In 1990, the late American photographer Mary Ellen Mark captured a photo titled “Amanda and her Cousin Amy,” which showed a 9-year-old girl named Amanda smoking a cigarette while standing in a swimming pool with her 8-year-old cousin, Amy. It’s a striking photo that became one of Mark’s most famous works, but have you ever wondered what became of the two girls?
|Amanda and her Cousin Amy: Mary Ellen Mark photographed Amanda Marie Ellison, 9 (right), and Amy Minton Velasquez, 8, in Valdese, N.C., in 1990. (Courtesy of Mary Ellen Mark Studio and Library)|
After Mary Ellen Mark passed away on May 25, 2015 in New York, NPR decided to dig into this particular photo and find out more about the subjects in the shot. Why was she smoking and wearing makeup and fake nails at age 9? What does she remember of the photo shoot? And what has happened since that sunny afternoon in 1990?
She now goes by Amanda Marie Ellison — her surname was Minton at the time of the photo and lives in Lenoir, North Carolina. She hasn’t quit smoking since the photo was taken nearly three decades ago, and indeed still remembers the photo.
“Never forgotten it. Never in my life have I forgotten it,” she told NPR.
Mark formed a bond with Ellison over multiple photo shoots, but after Mark left, she lost track of the photographer’s name and phone number. For 25 years, she searched for the photo to no avail. It was only at the death of the photographer that Ellison had any news of her, via a Facebook post by her cousin.
“I cried. I cried. Because … all at once, there it was”
In 1990, Mark had been sent to rural North Carolina by LIFE magazine to cover a school for “problem children.” Ellison was one of those children. “She’s my favorite,” Mark told British Vogue in 1993. “She was so bad she was wonderful, she had a really vulgar mouth, she was brilliant.”
Mark added: “I was something of a problem kid. I was emotional, wild, rebellious at school. I’m very touched by kids who don’t have advantages; they are much more interesting than kids who have everything. They have a lot of passion and emotion, such a strong will.”
|Photographer Mary Ellen Mark in New York City in 1987. (Courtesy of Mary Ellen Mark Studio and Library)|
At that time, Ellison was living in a house in a poor neighborhood nicknamed “Sin City.” She said the rent was very low and that there were many addicts among the tenants. That’s when she started bumming cigarettes and smoking.
“If I couldn’t get [cigarettes], if somebody wouldn’t give them to me, yes, I’d steal a pack of cigarettes and be gone,” she said. “I’d sit in the woods and smoke ’til they were gone.”
At 11, she stayed with a foster family, then moved from home to home. She developed an addiction to hard drugs at the age of 16.

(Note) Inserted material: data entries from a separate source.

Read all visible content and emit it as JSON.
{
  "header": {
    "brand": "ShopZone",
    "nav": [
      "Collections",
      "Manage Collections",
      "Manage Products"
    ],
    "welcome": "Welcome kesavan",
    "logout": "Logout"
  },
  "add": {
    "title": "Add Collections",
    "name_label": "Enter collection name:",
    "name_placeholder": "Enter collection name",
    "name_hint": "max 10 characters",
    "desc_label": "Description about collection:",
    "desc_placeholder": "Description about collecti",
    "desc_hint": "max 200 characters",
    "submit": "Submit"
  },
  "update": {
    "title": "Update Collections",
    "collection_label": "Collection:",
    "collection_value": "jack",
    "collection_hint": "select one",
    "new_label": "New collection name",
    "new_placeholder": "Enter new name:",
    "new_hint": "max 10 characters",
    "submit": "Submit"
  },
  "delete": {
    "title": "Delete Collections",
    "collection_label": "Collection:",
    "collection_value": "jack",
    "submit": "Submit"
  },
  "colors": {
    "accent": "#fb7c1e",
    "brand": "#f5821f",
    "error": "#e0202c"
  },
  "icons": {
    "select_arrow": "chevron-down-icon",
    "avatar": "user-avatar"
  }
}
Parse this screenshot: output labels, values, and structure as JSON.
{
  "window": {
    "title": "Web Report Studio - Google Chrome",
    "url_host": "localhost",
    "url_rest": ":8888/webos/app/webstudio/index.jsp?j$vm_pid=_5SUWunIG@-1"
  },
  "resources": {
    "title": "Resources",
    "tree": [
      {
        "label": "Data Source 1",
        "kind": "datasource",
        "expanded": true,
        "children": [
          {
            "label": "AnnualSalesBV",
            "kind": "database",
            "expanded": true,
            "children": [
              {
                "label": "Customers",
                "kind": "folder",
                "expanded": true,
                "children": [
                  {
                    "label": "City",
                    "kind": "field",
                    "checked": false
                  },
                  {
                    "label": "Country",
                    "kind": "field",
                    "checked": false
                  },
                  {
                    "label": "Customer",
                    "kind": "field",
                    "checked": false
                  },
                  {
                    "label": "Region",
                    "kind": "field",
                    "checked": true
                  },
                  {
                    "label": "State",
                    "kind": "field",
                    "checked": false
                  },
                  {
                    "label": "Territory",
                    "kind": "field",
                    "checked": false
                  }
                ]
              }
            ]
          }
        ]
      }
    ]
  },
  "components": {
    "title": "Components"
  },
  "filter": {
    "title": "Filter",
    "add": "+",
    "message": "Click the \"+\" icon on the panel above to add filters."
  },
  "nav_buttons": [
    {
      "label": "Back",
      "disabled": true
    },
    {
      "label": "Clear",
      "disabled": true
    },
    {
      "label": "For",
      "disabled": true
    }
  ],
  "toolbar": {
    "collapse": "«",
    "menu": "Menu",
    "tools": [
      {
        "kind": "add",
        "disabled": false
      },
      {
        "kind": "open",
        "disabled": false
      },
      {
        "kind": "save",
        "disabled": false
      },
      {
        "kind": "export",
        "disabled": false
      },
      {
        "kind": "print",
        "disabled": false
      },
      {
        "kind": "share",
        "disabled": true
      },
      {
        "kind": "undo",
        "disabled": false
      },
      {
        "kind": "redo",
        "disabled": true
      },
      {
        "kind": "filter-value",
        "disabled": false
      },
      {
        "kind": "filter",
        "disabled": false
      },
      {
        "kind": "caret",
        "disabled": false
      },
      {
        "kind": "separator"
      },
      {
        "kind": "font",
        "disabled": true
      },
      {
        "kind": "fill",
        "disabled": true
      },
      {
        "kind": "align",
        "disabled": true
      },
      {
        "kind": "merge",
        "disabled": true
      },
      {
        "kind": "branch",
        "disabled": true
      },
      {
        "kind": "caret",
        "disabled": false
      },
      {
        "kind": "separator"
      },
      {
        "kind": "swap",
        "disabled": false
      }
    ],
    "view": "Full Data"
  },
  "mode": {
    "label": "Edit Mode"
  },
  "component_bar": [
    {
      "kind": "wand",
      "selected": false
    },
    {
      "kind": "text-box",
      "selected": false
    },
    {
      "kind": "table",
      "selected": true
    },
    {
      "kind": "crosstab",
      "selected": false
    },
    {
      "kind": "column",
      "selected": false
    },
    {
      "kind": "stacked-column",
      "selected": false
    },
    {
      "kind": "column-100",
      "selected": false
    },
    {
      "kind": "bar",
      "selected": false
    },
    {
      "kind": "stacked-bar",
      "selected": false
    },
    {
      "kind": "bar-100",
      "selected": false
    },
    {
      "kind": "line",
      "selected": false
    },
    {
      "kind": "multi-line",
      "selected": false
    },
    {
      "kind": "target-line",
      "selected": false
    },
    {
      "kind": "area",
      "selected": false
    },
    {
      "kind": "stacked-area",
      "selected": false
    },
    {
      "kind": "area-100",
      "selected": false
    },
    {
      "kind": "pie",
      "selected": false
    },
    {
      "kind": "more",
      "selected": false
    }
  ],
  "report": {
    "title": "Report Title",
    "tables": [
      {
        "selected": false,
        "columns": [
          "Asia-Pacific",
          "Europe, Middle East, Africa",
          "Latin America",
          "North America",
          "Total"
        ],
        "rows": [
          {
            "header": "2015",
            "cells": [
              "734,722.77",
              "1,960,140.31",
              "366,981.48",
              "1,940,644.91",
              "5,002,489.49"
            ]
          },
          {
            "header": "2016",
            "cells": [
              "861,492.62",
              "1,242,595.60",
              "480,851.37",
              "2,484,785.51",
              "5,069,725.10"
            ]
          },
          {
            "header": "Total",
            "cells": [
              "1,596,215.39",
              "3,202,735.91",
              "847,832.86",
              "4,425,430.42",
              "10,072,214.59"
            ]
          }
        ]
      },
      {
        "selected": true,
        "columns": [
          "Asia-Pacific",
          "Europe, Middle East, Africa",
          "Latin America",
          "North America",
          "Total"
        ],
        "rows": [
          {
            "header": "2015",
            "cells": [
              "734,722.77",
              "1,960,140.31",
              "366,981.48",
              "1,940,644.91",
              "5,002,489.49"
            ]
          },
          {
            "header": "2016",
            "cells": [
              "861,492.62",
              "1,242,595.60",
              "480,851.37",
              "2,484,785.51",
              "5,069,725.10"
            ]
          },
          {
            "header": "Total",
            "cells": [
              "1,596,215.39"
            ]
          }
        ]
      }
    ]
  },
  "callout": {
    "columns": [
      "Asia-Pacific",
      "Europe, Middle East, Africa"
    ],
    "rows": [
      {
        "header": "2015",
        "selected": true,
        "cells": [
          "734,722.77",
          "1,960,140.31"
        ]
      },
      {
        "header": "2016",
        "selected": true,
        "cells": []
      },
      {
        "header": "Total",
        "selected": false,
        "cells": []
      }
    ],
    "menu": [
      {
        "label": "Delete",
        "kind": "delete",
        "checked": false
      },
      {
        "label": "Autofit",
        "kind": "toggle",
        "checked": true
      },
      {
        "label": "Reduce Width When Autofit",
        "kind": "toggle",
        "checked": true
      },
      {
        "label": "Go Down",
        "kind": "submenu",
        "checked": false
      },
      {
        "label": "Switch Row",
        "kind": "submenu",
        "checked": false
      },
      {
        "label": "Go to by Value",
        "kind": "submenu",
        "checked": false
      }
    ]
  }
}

Since then Amanda Marie Ellison has been in prison, and still surrounded by fools and drugs. Although she said her daily life has improved, her fate remains far from the one she had imagined would be hers since the famous photograph.
Jeff Jacobson, a New York photographer and a friend of Mark, says she was not the type to give her subjects false impressions. But he says, “In any photographic encounter, the one person that always benefits and always is in a more powerful position and always knows more is the photographer.”